▸ Information
+++
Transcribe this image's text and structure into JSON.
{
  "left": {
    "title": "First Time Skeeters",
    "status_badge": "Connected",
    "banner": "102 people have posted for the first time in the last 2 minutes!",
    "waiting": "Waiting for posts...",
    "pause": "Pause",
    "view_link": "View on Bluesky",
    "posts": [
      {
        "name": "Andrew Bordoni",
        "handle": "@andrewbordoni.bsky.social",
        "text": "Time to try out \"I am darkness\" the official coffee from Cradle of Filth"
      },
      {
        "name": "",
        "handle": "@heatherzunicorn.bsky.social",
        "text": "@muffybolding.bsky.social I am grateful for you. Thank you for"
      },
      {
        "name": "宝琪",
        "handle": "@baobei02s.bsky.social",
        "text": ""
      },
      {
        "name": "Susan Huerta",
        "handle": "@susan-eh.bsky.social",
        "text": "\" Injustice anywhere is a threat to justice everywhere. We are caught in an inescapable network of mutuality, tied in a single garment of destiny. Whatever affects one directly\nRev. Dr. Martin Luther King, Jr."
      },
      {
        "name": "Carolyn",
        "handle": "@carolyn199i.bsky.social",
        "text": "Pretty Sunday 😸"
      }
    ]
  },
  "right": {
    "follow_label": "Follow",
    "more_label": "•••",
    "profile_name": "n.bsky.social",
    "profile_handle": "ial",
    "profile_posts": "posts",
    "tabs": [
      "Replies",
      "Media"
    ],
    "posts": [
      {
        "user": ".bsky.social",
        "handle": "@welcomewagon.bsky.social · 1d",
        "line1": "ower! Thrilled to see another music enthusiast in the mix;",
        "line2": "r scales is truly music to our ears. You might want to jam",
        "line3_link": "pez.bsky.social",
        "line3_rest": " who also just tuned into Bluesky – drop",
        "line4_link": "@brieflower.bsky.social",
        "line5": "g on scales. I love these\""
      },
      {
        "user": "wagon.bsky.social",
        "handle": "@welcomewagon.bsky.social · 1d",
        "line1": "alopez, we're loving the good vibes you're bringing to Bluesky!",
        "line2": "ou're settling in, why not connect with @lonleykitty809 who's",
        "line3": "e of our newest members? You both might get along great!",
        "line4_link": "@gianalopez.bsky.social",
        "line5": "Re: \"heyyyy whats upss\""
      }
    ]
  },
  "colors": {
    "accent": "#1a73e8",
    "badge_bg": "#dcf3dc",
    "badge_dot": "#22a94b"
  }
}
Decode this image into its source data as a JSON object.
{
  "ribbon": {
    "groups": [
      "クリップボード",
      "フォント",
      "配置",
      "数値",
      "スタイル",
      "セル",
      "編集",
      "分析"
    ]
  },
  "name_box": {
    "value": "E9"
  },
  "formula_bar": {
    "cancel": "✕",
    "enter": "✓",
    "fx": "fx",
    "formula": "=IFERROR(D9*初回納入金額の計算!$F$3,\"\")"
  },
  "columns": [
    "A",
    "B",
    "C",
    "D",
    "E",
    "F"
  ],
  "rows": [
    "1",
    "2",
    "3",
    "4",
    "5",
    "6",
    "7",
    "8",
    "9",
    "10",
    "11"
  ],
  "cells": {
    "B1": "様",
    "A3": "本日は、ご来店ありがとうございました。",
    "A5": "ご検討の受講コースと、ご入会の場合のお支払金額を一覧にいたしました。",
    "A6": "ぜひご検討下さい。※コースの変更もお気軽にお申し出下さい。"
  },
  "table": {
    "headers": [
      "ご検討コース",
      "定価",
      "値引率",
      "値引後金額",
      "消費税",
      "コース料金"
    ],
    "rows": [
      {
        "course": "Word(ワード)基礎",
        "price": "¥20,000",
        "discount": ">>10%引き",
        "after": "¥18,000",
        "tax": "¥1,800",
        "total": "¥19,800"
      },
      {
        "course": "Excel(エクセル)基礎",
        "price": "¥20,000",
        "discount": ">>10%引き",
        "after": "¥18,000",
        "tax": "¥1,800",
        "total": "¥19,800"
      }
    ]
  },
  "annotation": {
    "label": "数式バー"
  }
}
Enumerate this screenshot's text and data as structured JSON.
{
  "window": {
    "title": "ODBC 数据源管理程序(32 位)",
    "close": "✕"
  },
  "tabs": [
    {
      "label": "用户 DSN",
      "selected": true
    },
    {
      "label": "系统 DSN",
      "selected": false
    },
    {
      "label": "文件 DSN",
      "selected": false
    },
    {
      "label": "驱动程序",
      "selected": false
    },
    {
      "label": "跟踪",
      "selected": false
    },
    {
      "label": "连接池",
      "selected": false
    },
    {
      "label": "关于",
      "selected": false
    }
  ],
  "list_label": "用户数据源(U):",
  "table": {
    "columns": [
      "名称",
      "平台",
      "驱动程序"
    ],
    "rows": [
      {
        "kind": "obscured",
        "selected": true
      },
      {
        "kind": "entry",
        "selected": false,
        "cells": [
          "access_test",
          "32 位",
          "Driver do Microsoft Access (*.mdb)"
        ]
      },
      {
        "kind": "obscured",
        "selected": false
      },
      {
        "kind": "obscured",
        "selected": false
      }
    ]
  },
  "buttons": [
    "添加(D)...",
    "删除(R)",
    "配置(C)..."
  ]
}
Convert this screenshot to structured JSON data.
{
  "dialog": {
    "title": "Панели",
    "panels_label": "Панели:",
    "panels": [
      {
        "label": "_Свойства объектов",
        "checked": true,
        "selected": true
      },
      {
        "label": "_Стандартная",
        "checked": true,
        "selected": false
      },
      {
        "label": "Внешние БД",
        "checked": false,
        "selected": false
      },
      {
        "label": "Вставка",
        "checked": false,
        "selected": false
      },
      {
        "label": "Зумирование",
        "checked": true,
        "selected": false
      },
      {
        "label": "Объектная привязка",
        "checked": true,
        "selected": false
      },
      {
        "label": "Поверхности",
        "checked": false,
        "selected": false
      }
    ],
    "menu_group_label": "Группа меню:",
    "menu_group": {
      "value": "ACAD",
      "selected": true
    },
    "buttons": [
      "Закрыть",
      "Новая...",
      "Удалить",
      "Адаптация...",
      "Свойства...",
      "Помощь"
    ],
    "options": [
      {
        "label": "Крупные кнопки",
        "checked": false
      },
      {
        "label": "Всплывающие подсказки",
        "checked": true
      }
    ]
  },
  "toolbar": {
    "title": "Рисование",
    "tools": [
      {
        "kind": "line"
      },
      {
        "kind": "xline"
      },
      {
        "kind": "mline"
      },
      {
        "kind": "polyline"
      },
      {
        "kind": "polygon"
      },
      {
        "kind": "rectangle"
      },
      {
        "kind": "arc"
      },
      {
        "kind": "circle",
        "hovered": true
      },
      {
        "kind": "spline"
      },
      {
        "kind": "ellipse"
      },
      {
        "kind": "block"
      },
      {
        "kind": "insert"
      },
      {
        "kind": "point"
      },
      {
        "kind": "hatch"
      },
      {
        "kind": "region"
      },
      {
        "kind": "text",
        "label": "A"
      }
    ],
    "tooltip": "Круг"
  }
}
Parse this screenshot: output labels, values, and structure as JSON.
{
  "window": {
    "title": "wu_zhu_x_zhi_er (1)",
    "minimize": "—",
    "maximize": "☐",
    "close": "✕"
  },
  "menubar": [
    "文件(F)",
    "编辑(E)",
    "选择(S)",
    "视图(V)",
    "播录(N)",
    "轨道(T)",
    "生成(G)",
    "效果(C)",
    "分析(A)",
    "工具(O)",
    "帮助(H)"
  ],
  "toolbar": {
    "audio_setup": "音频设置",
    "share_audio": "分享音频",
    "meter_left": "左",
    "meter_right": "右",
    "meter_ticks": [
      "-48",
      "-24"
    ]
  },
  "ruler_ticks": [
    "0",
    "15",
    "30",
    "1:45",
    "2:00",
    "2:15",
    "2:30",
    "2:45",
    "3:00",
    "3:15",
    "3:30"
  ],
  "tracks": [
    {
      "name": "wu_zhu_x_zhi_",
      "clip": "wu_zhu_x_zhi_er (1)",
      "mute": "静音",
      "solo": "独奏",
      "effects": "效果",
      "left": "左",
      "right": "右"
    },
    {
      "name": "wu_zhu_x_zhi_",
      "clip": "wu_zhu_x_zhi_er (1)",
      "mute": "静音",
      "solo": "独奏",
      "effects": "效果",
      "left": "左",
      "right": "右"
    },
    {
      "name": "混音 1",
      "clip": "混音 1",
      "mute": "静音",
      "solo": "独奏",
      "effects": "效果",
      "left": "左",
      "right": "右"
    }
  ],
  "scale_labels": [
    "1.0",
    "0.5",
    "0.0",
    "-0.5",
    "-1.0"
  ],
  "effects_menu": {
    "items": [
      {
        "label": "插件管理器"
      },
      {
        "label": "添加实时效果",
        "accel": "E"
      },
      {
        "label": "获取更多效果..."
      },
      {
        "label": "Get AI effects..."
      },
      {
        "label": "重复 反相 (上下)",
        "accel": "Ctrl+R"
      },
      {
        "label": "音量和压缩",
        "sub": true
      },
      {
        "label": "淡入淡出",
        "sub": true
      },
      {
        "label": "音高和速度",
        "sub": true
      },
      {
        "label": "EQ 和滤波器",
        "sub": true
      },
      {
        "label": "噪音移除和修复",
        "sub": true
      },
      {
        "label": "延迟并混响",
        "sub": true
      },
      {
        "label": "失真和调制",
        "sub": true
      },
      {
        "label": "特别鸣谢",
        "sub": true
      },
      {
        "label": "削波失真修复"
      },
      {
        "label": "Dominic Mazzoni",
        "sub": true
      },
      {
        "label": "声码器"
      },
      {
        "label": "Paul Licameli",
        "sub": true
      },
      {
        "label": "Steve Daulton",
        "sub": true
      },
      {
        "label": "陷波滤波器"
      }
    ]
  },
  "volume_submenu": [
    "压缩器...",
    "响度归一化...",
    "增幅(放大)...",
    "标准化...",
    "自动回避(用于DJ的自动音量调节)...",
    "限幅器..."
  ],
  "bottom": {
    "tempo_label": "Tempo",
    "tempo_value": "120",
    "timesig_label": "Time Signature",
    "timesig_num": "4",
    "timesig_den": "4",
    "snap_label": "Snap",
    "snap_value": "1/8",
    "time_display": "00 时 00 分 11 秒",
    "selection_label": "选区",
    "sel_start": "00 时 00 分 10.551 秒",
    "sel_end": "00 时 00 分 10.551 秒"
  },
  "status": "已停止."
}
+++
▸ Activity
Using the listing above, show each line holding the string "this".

▸ Exercise solution
Transcribe this image's text and structure into JSON.
Decode this image into its source data as a JSON object.
Enumerate this screenshot's text and data as structured JSON.
Convert this screenshot to structured JSON data.
Parse this screenshot: output labels, values, and structure as JSON.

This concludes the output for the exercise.